◆ Data provided
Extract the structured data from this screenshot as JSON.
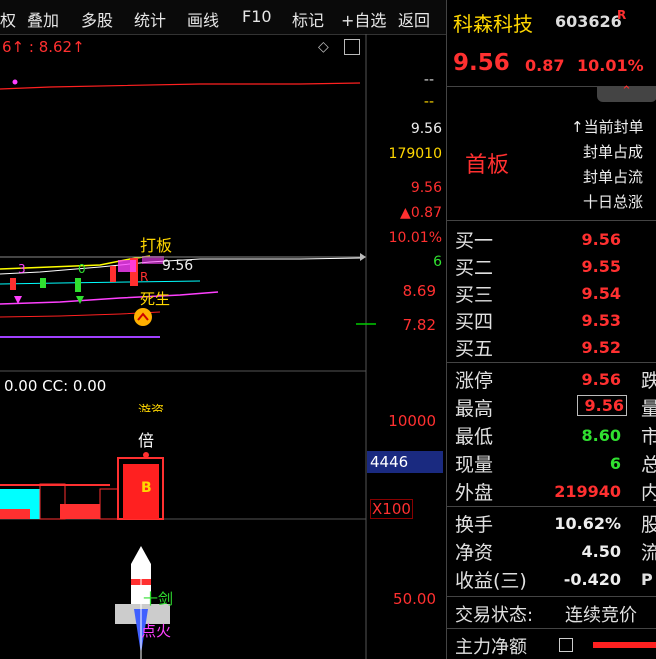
{
  "menu": [
    "权",
    "叠加",
    "多股",
    "统计",
    "画线",
    "F10",
    "标记",
    "+自选",
    "返回"
  ],
  "chart": {
    "top_readout": "6↑  : 8.62↑",
    "price_axis": {
      "dash1": "--",
      "dash2": "--",
      "p1": "9.56",
      "vol": "179010",
      "p2": "9.56",
      "chg": "▲0.87",
      "pct": "10.01%",
      "six": "6",
      "p3": "8.69",
      "p4": "7.82"
    },
    "cursor_price": "9.56",
    "annotations": {
      "daban": "打板",
      "shengsheng": "死生",
      "fan": "R",
      "num3": "3",
      "num0": "0"
    },
    "indicator_readout": "0.00  CC: 0.00",
    "vol_axis": {
      "v1": "10000",
      "v2": "4446",
      "v3": "X100"
    },
    "mult_label": "倍",
    "b_label": "B",
    "osc_axis": {
      "v1": "50.00"
    },
    "rocket_labels": {
      "jian": "十剑",
      "fire": "点火"
    },
    "top_partial": "游资"
  },
  "stock": {
    "name": "科森科技",
    "code": "603626",
    "badge": "R",
    "price": "9.56",
    "change": "0.87",
    "change_pct": "10.01%"
  },
  "limit_box": {
    "title": "首板",
    "lines": [
      "↑当前封单",
      "封单占成",
      "封单占流",
      "十日总涨"
    ]
  },
  "bids": [
    {
      "label": "买一",
      "price": "9.56"
    },
    {
      "label": "买二",
      "price": "9.55"
    },
    {
      "label": "买三",
      "price": "9.54"
    },
    {
      "label": "买四",
      "price": "9.53"
    },
    {
      "label": "买五",
      "price": "9.52"
    }
  ],
  "stats": [
    {
      "label": "涨停",
      "value": "9.56",
      "color": "#ff3030",
      "right": "跌"
    },
    {
      "label": "最高",
      "value": "9.56",
      "color": "#ff3030",
      "right": "量"
    },
    {
      "label": "最低",
      "value": "8.60",
      "color": "#30e030",
      "right": "市"
    },
    {
      "label": "现量",
      "value": "6",
      "color": "#30e030",
      "right": "总"
    },
    {
      "label": "外盘",
      "value": "219940",
      "color": "#ff3030",
      "right": "内"
    }
  ],
  "fundamentals": [
    {
      "label": "换手",
      "value": "10.62%",
      "right": "股"
    },
    {
      "label": "净资",
      "value": "4.50",
      "right": "流"
    },
    {
      "label": "收益(三)",
      "value": "-0.420",
      "right": "P"
    }
  ],
  "trade_status": {
    "label": "交易状态:",
    "value": "连续竞价"
  },
  "main_flow": {
    "label": "主力净额"
  },
  "colors": {
    "up": "#ff3030",
    "down": "#30e030",
    "accent": "#ffd700",
    "cyan": "#00e5ff"
  }
}
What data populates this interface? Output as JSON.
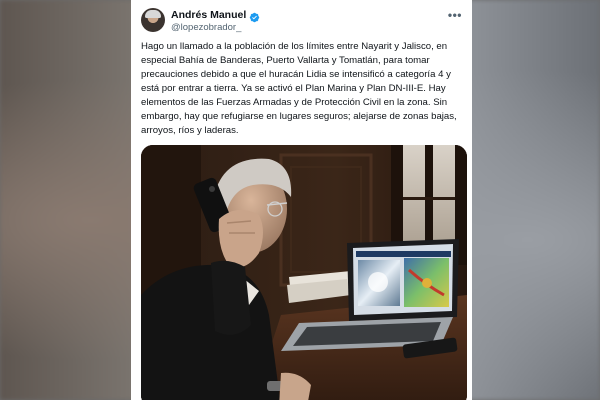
{
  "tweet": {
    "author": {
      "display_name": "Andrés Manuel",
      "handle": "@lopezobrador_",
      "verified": true,
      "avatar_icon": "profile-photo"
    },
    "more_icon": "more-horizontal-icon",
    "text": "Hago un llamado a la población de los límites entre Nayarit y Jalisco, en especial Bahía de Banderas, Puerto Vallarta y Tomatlán, para tomar precauciones debido a que el huracán Lidia se intensificó a categoría 4 y está por entrar a tierra. Ya se activó el Plan Marina y Plan DN-III-E. Hay elementos de las Fuerzas Armadas y de Protección Civil en la zona. Sin embargo, hay que refugiarse en lugares seguros; alejarse de zonas bajas, arroyos, ríos y laderas.",
    "media": {
      "type": "photo",
      "scene": "man-on-phone-with-laptop-showing-weather-radar"
    }
  },
  "colors": {
    "card_background": "#ffffff",
    "text_primary": "#0f1419",
    "text_secondary": "#536471",
    "verified_blue": "#1d9bf0"
  }
}
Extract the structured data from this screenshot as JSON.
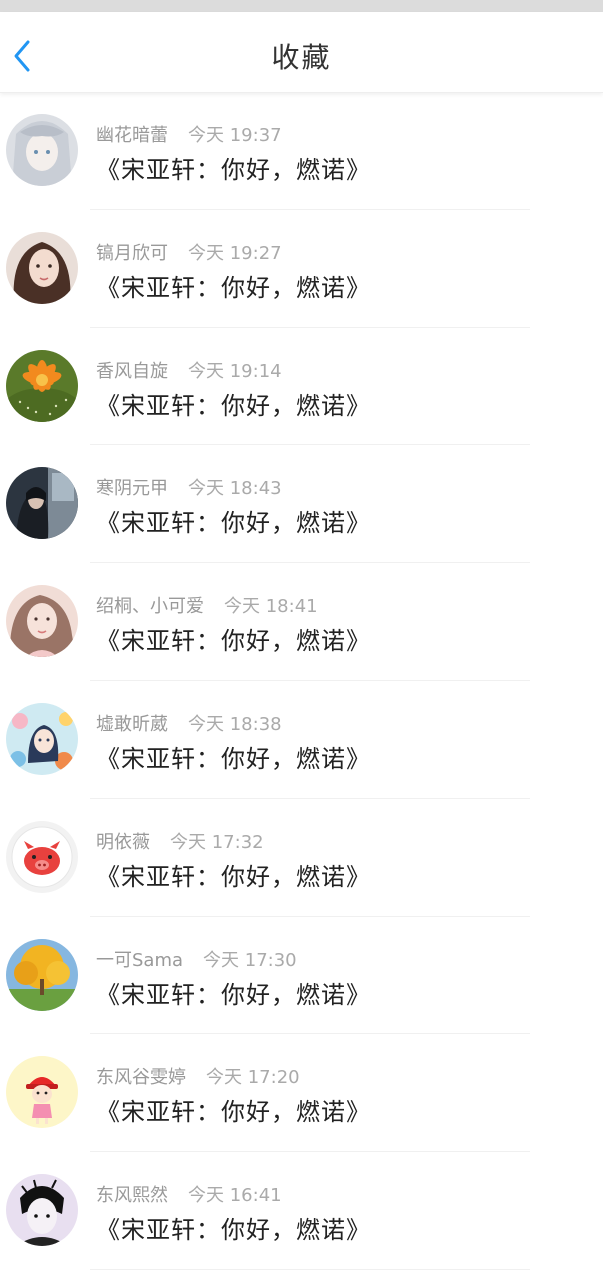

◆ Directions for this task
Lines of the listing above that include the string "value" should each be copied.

◆ Answer to this task
      "value": "9.56",
      "value": "9.56",
      "value": "8.60",
      "value": "6",
      "value": "219940",
      "value": "10.62%",
      "value": "4.50",
      "value": "-0.420",
    "value": "连续竞价"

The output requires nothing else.